====== Records provided

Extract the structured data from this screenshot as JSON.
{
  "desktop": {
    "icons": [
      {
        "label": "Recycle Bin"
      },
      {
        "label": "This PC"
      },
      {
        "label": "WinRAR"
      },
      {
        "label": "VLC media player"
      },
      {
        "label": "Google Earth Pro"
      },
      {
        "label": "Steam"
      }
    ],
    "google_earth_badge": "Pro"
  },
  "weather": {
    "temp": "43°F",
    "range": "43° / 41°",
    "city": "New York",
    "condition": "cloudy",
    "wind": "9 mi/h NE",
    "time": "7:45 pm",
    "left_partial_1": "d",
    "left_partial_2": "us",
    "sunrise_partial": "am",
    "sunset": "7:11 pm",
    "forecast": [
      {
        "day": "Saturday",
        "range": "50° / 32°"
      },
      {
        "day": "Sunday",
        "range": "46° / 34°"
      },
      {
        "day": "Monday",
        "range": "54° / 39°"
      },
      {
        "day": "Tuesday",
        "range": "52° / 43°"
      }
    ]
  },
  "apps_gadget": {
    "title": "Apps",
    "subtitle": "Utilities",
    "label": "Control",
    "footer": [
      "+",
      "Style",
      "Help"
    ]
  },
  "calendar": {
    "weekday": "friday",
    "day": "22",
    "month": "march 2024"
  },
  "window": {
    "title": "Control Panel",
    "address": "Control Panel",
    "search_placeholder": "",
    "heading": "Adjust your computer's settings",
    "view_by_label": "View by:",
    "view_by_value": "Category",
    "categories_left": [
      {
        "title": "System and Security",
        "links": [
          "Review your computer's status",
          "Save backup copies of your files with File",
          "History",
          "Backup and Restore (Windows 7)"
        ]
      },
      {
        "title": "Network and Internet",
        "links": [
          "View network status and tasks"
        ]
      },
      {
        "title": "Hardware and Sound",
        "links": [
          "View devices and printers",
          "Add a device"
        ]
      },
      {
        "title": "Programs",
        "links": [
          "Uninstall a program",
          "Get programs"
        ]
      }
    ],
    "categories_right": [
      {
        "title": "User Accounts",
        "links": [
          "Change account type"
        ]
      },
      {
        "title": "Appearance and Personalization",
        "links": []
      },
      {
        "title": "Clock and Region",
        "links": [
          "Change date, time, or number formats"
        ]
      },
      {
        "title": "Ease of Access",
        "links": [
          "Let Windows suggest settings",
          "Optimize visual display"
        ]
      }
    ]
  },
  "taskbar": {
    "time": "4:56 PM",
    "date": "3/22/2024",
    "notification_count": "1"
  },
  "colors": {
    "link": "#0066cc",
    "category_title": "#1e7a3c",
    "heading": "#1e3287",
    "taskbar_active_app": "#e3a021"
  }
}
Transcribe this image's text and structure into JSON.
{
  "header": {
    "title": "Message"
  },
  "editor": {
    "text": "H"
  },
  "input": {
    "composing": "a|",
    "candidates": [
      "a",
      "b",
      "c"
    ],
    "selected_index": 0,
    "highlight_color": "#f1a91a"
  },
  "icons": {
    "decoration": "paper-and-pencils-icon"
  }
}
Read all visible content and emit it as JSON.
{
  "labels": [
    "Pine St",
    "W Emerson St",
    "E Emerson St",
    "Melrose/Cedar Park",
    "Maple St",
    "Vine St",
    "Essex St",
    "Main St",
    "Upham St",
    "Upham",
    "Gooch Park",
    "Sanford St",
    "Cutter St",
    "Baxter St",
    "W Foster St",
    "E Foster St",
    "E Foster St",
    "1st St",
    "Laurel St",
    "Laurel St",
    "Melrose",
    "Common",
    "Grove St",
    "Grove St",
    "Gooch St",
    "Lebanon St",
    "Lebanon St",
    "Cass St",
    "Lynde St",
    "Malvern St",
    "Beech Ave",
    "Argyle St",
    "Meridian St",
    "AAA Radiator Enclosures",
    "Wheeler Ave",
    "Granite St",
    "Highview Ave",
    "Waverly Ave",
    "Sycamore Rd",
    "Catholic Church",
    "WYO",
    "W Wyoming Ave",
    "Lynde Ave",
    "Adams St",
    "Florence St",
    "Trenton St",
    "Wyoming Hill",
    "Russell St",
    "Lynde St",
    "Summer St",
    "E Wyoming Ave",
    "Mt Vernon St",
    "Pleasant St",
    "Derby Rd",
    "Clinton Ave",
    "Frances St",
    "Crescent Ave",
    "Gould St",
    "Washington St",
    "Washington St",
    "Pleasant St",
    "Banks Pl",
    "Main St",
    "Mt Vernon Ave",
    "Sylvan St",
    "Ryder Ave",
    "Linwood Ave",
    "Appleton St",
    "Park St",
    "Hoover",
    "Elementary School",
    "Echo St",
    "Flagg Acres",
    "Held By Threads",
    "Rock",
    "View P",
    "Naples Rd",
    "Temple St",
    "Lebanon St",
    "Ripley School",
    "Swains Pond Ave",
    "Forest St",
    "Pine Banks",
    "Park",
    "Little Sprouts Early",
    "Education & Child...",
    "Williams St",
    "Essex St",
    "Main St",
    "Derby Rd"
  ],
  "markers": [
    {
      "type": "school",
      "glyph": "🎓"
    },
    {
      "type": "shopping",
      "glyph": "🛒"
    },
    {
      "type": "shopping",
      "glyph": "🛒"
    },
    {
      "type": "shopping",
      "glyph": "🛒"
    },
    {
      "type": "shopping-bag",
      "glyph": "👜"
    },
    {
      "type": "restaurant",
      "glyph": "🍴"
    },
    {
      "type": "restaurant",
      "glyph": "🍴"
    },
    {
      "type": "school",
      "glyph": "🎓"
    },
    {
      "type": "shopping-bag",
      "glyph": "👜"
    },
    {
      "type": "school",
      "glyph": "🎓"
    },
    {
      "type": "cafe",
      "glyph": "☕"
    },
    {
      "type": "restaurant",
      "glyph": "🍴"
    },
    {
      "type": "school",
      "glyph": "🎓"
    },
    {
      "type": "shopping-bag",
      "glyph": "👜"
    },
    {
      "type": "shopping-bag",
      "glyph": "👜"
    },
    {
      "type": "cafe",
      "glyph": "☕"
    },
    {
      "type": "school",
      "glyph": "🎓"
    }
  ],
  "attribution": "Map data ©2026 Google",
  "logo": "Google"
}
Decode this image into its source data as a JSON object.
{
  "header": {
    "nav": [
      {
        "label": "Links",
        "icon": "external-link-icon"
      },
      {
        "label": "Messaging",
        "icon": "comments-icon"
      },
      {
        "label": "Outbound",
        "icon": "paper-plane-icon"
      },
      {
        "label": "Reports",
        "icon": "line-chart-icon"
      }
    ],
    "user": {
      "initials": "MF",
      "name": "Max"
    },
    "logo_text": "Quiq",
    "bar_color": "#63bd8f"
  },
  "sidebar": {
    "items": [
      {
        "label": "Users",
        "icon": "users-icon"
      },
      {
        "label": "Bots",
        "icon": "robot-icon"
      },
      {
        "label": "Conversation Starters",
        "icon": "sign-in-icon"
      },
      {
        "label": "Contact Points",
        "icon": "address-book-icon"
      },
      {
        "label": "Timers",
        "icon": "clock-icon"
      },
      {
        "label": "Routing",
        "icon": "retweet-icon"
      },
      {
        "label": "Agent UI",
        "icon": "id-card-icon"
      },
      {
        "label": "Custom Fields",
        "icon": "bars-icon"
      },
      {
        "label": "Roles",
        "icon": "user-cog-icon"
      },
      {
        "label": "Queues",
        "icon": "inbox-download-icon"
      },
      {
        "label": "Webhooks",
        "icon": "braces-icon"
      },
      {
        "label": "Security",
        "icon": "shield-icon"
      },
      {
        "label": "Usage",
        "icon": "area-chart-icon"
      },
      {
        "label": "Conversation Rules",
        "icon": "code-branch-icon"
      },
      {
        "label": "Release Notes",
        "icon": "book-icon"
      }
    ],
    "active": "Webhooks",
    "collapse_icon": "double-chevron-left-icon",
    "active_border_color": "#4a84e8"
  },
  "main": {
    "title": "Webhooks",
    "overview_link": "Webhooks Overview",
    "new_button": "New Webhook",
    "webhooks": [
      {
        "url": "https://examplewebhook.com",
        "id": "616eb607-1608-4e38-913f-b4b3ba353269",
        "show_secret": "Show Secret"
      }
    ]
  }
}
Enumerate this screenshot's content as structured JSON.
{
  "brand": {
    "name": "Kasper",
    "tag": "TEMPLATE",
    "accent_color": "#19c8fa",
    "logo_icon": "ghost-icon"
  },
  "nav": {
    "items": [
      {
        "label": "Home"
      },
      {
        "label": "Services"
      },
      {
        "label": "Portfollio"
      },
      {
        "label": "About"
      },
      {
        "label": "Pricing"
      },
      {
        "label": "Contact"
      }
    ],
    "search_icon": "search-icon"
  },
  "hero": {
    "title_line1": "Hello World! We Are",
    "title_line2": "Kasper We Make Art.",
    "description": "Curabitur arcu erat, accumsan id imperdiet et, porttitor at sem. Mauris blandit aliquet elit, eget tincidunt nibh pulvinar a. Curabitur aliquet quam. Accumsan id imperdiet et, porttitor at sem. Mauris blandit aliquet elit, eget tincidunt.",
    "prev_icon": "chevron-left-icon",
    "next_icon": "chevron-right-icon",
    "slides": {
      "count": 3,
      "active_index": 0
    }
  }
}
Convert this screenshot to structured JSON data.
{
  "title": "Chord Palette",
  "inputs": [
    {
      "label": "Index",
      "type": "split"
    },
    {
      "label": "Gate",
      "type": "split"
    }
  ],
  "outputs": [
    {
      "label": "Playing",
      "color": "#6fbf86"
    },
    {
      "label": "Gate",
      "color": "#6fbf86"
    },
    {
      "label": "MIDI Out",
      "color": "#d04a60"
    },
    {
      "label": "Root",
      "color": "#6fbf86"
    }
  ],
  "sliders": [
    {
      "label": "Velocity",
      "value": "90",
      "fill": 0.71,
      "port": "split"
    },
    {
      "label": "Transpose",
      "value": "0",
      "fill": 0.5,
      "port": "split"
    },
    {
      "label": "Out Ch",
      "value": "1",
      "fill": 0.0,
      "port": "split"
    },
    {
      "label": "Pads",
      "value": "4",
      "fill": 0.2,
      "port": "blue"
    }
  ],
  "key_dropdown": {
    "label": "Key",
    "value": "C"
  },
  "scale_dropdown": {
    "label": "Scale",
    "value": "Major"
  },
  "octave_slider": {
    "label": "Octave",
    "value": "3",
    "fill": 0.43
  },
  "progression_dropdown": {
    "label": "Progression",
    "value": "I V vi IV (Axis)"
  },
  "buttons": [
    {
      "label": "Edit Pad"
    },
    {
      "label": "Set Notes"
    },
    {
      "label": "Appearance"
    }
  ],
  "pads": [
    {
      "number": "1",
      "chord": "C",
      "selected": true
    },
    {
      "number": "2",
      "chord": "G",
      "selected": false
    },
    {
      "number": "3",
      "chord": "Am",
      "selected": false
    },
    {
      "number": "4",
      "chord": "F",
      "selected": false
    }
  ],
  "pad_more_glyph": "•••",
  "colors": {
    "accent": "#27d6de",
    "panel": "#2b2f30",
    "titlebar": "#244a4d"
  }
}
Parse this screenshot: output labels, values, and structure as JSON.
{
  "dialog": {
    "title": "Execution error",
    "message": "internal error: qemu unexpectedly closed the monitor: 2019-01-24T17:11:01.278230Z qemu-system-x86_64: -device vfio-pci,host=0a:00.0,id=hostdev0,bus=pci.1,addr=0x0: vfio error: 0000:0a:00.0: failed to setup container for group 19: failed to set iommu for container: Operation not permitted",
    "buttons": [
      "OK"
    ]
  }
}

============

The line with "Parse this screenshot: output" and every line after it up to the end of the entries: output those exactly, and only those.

◆ Solution
Parse this screenshot: output labels, values, and structure as JSON.
{
  "dialog": {
    "title": "Execution error",
    "message": "internal error: qemu unexpectedly closed the monitor: 2019-01-24T17:11:01.278230Z qemu-system-x86_64: -device vfio-pci,host=0a:00.0,id=hostdev0,bus=pci.1,addr=0x0: vfio error: 0000:0a:00.0: failed to setup container for group 19: failed to set iommu for container: Operation not permitted",
    "buttons": [
      "OK"
    ]
  }
}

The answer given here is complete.